Monday, 13 March 2017
Charles Darwin University
E-news
Professor Timothy Skinner with the emojifitDiabetes app
Professor Timothy Skinner with the emojifitDiabetes app

Emojifit app reaches out to improve health

By Leanne Miles

A new app aiming to help people better manage Type 2 Diabetes has been launched by two health researchers at Charles Darwin University.

School of Psychological and Clinical Sciences head Professor Timothy Skinner and Associate Dean Research and Research Training Professor Isabelle Skinner have created “emojifitDiabetes” to help create lifestyle change and assist people in remote communities.

Professor Timothy Skinner, who has been working in diabetes care for more than 20 years, said setting goals for lifestyle change was one of the most difficult things for people to manage.
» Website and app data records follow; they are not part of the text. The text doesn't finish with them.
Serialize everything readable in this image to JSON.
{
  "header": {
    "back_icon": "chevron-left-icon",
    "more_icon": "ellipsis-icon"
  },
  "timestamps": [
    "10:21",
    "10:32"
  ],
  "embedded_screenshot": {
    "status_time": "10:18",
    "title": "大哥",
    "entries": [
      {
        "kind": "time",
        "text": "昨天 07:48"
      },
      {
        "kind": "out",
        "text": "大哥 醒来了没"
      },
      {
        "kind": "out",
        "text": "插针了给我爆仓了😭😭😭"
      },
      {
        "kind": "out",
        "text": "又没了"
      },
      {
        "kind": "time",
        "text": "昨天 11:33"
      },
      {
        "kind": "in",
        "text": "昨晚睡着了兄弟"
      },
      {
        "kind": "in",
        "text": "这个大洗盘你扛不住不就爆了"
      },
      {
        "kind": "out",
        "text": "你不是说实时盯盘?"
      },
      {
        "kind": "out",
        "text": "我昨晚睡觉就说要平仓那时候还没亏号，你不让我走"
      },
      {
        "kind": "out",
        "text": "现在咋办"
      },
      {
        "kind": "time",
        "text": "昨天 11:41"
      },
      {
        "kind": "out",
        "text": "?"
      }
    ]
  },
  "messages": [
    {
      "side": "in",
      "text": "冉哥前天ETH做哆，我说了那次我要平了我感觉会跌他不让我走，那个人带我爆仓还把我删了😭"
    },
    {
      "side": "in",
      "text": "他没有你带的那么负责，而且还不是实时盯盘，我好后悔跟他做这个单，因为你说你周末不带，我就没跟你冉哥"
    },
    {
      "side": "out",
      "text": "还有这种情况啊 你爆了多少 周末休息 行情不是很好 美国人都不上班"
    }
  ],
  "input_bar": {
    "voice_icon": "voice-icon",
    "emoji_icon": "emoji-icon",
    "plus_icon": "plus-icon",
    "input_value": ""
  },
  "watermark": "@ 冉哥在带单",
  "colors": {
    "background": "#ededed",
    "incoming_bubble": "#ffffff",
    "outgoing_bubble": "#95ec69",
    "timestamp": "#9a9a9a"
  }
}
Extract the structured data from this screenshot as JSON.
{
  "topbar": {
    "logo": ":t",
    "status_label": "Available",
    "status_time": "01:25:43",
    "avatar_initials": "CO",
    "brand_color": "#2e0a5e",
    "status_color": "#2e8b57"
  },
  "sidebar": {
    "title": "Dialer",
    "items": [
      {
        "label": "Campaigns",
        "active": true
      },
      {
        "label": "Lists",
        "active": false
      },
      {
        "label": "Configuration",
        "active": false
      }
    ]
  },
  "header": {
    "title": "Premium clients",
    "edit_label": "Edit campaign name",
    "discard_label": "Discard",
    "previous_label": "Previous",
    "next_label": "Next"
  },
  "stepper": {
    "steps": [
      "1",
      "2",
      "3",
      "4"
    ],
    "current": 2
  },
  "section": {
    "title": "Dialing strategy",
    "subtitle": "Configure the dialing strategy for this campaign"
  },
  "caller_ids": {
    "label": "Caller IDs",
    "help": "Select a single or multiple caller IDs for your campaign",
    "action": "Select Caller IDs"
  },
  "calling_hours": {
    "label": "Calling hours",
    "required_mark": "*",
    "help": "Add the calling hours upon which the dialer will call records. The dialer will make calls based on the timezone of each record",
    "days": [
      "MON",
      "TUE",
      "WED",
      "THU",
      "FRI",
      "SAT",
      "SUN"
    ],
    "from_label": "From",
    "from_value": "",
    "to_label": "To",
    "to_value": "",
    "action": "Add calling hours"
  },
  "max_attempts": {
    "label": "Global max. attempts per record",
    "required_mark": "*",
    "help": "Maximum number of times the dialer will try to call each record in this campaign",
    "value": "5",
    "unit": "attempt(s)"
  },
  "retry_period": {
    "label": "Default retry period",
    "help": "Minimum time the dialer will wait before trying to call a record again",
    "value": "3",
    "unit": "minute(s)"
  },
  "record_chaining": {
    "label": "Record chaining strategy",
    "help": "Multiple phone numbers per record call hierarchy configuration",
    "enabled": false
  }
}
He said he was frustrated with how difficult it was generally to support people from remote communities.

“The app is for people who have Type 2 Diabetes, who are often told to change their lifestyle to prevent the disease from becoming more serious,” he said. “It helps with managing anything from medication to diet and exercise.”

To ensure the app was user friendly the researchers partnered with a designer, D’Arcy Ellis, to translate health concepts into pictograms.

“In the process we developed a new library of health emojis that include emotions for food, activity and some related to medical procedures and concerns,” Professor Skinner said.

He said the app would help people prioritise, gain confidence, and also get support from family, friends and their health care team to keep moving forward with change one step at a time.

“The variety of changes people need to make can often become overwhelming, and while most people start off well, some lose motivation, often from trying to change too many things at once,” he said. “The app is designed so that people can tailor a plan to their most important health concern.”

For the first-of-its-kind app, Professor Isabelle Skinner – who also runs Darwin-based technology start-up company Decision Support Analytics – said the pair had worked with a team at Apple to integrate their new CareKit modules for developers to enable people to share their plans securely with friends and family and the health care team partners.

“We hope that people with diabetes will feel able to take charge of their own goals and be supported to achieve them,” she said. “Life is busy; the app provides friendly reminders for people that they set a goal to exercise five times this week, or to reduce snacks between meals.”

For more information or to download the app visit W: emojifit.com.au or the Apple App Store.

The app was funded and developed by Decision Support Analytics with support from the Department of Trade Innovation and Business.